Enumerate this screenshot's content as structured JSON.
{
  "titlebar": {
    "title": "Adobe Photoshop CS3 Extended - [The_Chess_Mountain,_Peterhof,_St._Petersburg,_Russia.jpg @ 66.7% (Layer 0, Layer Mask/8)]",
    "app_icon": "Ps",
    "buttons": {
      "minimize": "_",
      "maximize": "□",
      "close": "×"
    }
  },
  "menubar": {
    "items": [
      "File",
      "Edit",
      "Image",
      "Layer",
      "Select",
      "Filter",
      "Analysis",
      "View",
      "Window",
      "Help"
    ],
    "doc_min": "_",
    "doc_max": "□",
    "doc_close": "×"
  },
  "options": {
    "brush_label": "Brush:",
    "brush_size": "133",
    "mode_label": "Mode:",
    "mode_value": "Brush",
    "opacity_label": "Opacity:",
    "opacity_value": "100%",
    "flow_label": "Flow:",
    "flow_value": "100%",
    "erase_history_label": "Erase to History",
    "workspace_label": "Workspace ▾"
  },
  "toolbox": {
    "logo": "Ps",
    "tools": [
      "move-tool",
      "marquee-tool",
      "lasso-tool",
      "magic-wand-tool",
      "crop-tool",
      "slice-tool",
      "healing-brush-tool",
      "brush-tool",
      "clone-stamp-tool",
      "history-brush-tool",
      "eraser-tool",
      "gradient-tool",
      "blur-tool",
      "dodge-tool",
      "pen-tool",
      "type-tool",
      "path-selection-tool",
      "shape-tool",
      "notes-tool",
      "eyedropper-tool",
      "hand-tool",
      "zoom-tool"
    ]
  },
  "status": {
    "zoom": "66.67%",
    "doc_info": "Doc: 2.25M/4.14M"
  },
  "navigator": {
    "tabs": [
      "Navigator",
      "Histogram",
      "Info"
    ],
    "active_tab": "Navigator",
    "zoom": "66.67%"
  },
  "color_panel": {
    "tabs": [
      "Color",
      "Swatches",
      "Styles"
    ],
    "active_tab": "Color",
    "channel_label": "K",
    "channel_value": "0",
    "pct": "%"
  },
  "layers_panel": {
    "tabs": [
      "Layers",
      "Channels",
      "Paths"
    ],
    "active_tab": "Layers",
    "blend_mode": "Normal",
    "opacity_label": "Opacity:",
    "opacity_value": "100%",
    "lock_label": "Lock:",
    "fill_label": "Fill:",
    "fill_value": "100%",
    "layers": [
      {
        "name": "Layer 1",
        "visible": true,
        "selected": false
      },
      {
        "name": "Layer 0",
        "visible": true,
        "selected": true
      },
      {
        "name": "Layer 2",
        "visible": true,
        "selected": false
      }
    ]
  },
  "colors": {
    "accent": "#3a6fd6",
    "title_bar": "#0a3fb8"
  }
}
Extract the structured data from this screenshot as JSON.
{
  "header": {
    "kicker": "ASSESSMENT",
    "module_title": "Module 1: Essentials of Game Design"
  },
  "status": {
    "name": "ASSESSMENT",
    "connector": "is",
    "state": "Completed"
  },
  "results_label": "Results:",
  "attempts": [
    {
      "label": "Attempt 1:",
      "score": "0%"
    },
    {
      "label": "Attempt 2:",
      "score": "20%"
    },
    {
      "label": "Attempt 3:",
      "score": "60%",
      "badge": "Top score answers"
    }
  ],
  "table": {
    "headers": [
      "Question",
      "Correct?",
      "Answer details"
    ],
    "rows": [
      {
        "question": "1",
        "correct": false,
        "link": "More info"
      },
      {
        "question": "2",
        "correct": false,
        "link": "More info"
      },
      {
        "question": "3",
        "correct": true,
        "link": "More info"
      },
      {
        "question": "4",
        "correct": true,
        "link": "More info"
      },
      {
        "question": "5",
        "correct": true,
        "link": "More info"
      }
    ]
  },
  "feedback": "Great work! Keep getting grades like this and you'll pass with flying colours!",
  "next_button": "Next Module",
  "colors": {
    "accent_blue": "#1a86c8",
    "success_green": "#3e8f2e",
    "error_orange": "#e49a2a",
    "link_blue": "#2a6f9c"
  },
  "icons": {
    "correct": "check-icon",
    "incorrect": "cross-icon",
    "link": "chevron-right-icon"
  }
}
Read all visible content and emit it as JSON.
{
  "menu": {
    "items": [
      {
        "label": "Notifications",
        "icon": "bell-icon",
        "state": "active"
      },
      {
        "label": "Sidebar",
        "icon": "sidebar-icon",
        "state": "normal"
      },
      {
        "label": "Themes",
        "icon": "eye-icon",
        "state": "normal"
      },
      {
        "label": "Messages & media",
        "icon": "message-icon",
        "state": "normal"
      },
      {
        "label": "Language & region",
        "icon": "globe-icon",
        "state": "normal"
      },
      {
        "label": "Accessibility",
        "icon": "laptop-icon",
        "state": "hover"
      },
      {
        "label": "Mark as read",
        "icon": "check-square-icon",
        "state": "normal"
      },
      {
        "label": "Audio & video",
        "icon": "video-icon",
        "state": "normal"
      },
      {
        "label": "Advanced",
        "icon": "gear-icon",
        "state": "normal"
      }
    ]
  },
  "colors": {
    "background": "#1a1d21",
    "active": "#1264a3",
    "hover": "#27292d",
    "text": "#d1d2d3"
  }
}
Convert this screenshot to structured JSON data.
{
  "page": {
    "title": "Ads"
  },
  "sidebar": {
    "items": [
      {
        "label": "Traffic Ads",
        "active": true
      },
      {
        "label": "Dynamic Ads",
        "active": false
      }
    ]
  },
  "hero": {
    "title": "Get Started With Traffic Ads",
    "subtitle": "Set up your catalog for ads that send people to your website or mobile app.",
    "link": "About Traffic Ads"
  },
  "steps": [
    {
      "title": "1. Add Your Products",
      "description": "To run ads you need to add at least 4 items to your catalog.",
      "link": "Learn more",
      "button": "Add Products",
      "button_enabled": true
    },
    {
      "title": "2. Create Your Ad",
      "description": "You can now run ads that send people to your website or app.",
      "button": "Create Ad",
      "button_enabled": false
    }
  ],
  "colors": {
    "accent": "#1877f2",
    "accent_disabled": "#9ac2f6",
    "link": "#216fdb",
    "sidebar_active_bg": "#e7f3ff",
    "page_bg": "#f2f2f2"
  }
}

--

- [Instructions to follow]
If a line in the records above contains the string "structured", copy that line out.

- [Solved problem]
Enumerate this screenshot's content as structured JSON.
Extract the structured data from this screenshot as JSON.
Convert this screenshot to structured JSON data.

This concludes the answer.